*** Opening of Data supplied ***

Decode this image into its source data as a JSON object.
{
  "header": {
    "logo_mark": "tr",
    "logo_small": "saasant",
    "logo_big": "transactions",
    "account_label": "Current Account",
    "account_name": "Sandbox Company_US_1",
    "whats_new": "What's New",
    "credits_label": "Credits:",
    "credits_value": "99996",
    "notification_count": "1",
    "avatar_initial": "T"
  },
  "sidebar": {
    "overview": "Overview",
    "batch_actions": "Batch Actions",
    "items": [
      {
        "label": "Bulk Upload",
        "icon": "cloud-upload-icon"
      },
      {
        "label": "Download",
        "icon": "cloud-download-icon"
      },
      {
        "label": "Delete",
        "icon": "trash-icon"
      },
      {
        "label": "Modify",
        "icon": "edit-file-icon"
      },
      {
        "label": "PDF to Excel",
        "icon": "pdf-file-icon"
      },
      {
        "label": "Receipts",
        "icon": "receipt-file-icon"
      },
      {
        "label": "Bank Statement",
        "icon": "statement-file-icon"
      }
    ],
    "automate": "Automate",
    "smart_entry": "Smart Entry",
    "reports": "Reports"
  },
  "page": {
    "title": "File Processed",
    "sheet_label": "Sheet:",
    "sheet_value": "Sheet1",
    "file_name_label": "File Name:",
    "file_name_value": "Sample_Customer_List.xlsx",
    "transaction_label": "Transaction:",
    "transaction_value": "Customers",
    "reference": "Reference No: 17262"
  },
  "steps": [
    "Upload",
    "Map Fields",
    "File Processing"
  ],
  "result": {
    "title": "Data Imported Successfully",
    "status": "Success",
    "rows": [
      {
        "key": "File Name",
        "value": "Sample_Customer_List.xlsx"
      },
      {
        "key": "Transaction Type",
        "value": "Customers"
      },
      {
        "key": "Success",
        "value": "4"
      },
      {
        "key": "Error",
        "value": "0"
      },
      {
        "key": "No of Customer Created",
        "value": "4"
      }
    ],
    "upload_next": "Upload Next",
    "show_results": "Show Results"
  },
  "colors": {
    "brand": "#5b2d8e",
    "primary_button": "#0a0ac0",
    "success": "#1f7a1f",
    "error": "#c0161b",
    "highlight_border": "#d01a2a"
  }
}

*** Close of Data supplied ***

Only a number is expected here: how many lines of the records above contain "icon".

- _Response for this exercise_
7